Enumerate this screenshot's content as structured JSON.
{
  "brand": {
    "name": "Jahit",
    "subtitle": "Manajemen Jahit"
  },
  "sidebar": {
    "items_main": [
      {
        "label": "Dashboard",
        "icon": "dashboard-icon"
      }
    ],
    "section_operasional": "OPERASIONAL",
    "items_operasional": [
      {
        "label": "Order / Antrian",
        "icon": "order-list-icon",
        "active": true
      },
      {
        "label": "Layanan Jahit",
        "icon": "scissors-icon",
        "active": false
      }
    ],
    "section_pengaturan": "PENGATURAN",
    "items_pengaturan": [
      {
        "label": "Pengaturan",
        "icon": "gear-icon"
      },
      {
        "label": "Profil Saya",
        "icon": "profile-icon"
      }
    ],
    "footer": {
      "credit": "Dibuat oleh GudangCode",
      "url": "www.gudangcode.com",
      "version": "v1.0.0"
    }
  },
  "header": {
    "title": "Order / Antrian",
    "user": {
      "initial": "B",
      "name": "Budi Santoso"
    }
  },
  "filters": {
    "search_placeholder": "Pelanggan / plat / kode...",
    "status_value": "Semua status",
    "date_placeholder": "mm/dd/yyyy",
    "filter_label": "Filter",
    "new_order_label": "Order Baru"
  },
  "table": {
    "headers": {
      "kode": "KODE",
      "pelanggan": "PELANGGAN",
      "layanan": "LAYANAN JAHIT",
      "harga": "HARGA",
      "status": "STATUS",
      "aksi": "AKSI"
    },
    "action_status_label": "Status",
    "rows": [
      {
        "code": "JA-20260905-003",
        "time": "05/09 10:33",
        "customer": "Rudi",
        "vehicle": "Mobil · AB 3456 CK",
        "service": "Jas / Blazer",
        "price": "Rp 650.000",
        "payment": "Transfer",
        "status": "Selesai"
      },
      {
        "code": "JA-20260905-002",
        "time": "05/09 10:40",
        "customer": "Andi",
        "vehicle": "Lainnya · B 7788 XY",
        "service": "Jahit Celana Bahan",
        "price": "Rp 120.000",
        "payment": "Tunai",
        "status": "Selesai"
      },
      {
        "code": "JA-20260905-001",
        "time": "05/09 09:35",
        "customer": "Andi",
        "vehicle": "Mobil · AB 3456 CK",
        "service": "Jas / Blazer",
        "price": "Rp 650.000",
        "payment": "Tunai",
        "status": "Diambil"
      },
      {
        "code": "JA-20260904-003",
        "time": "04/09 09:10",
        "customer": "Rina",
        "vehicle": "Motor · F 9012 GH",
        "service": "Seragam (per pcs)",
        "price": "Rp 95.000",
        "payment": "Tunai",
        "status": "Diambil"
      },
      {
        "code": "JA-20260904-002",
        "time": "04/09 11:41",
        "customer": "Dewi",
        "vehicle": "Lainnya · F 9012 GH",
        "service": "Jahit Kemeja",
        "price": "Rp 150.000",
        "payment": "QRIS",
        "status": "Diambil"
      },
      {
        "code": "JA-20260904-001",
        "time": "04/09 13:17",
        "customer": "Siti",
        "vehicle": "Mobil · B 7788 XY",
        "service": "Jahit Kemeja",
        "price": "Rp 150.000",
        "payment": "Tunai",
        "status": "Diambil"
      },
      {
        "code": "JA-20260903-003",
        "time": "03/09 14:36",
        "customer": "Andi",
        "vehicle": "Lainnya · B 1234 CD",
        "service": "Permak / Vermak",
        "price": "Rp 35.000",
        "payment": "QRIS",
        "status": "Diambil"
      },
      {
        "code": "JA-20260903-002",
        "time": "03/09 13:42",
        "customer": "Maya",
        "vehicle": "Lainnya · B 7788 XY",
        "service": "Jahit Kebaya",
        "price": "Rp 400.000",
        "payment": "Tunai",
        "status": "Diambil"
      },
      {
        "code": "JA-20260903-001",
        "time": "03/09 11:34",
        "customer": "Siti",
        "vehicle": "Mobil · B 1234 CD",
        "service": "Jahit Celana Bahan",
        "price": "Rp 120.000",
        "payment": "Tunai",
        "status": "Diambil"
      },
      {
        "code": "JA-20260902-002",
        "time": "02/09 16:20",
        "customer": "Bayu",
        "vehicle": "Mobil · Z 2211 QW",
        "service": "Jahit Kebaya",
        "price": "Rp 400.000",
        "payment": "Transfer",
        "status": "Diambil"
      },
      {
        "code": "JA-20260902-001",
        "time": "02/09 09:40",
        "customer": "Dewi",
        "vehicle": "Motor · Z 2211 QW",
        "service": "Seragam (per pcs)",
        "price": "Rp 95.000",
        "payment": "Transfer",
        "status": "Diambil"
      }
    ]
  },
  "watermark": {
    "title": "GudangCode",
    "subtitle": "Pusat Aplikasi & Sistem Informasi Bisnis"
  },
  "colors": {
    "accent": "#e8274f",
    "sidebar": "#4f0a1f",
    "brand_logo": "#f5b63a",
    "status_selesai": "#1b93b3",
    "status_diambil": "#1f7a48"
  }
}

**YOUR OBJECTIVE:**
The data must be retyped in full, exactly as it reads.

**RESULT OF THE TASK:**
Enumerate this screenshot's content as structured JSON.
{
  "brand": {
    "name": "Jahit",
    "subtitle": "Manajemen Jahit"
  },
  "sidebar": {
    "items_main": [
      {
        "label": "Dashboard",
        "icon": "dashboard-icon"
      }
    ],
    "section_operasional": "OPERASIONAL",
    "items_operasional": [
      {
        "label": "Order / Antrian",
        "icon": "order-list-icon",
        "active": true
      },
      {
        "label": "Layanan Jahit",
        "icon": "scissors-icon",
        "active": false
      }
    ],
    "section_pengaturan": "PENGATURAN",
    "items_pengaturan": [
      {
        "label": "Pengaturan",
        "icon": "gear-icon"
      },
      {
        "label": "Profil Saya",
        "icon": "profile-icon"
      }
    ],
    "footer": {
      "credit": "Dibuat oleh GudangCode",
      "url": "www.gudangcode.com",
      "version": "v1.0.0"
    }
  },
  "header": {
    "title": "Order / Antrian",
    "user": {
      "initial": "B",
      "name": "Budi Santoso"
    }
  },
  "filters": {
    "search_placeholder": "Pelanggan / plat / kode...",
    "status_value": "Semua status",
    "date_placeholder": "mm/dd/yyyy",
    "filter_label": "Filter",
    "new_order_label": "Order Baru"
  },
  "table": {
    "headers": {
      "kode": "KODE",
      "pelanggan": "PELANGGAN",
      "layanan": "LAYANAN JAHIT",
      "harga": "HARGA",
      "status": "STATUS",
      "aksi": "AKSI"
    },
    "action_status_label": "Status",
    "rows": [
      {
        "code": "JA-20260905-003",
        "time": "05/09 10:33",
        "customer": "Rudi",
        "vehicle": "Mobil · AB 3456 CK",
        "service": "Jas / Blazer",
        "price": "Rp 650.000",
        "payment": "Transfer",
        "status": "Selesai"
      },
      {
        "code": "JA-20260905-002",
        "time": "05/09 10:40",
        "customer": "Andi",
        "vehicle": "Lainnya · B 7788 XY",
        "service": "Jahit Celana Bahan",
        "price": "Rp 120.000",
        "payment": "Tunai",
        "status": "Selesai"
      },
      {
        "code": "JA-20260905-001",
        "time": "05/09 09:35",
        "customer": "Andi",
        "vehicle": "Mobil · AB 3456 CK",
        "service": "Jas / Blazer",
        "price": "Rp 650.000",
        "payment": "Tunai",
        "status": "Diambil"
      },
      {
        "code": "JA-20260904-003",
        "time": "04/09 09:10",
        "customer": "Rina",
        "vehicle": "Motor · F 9012 GH",
        "service": "Seragam (per pcs)",
        "price": "Rp 95.000",
        "payment": "Tunai",
        "status": "Diambil"
      },
      {
        "code": "JA-20260904-002",
        "time": "04/09 11:41",
        "customer": "Dewi",
        "vehicle": "Lainnya · F 9012 GH",
        "service": "Jahit Kemeja",
        "price": "Rp 150.000",
        "payment": "QRIS",
        "status": "Diambil"
      },
      {
        "code": "JA-20260904-001",
        "time": "04/09 13:17",
        "customer": "Siti",
        "vehicle": "Mobil · B 7788 XY",
        "service": "Jahit Kemeja",
        "price": "Rp 150.000",
        "payment": "Tunai",
        "status": "Diambil"
      },
      {
        "code": "JA-20260903-003",
        "time": "03/09 14:36",
        "customer": "Andi",
        "vehicle": "Lainnya · B 1234 CD",
        "service": "Permak / Vermak",
        "price": "Rp 35.000",
        "payment": "QRIS",
        "status": "Diambil"
      },
      {
        "code": "JA-20260903-002",
        "time": "03/09 13:42",
        "customer": "Maya",
        "vehicle": "Lainnya · B 7788 XY",
        "service": "Jahit Kebaya",
        "price": "Rp 400.000",
        "payment": "Tunai",
        "status": "Diambil"
      },
      {
        "code": "JA-20260903-001",
        "time": "03/09 11:34",
        "customer": "Siti",
        "vehicle": "Mobil · B 1234 CD",
        "service": "Jahit Celana Bahan",
        "price": "Rp 120.000",
        "payment": "Tunai",
        "status": "Diambil"
      },
      {
        "code": "JA-20260902-002",
        "time": "02/09 16:20",
        "customer": "Bayu",
        "vehicle": "Mobil · Z 2211 QW",
        "service": "Jahit Kebaya",
        "price": "Rp 400.000",
        "payment": "Transfer",
        "status": "Diambil"
      },
      {
        "code": "JA-20260902-001",
        "time": "02/09 09:40",
        "customer": "Dewi",
        "vehicle": "Motor · Z 2211 QW",
        "service": "Seragam (per pcs)",
        "price": "Rp 95.000",
        "payment": "Transfer",
        "status": "Diambil"
      }
    ]
  },
  "watermark": {
    "title": "GudangCode",
    "subtitle": "Pusat Aplikasi & Sistem Informasi Bisnis"
  },
  "colors": {
    "accent": "#e8274f",
    "sidebar": "#4f0a1f",
    "brand_logo": "#f5b63a",
    "status_selesai": "#1b93b3",
    "status_diambil": "#1f7a48"
  }
}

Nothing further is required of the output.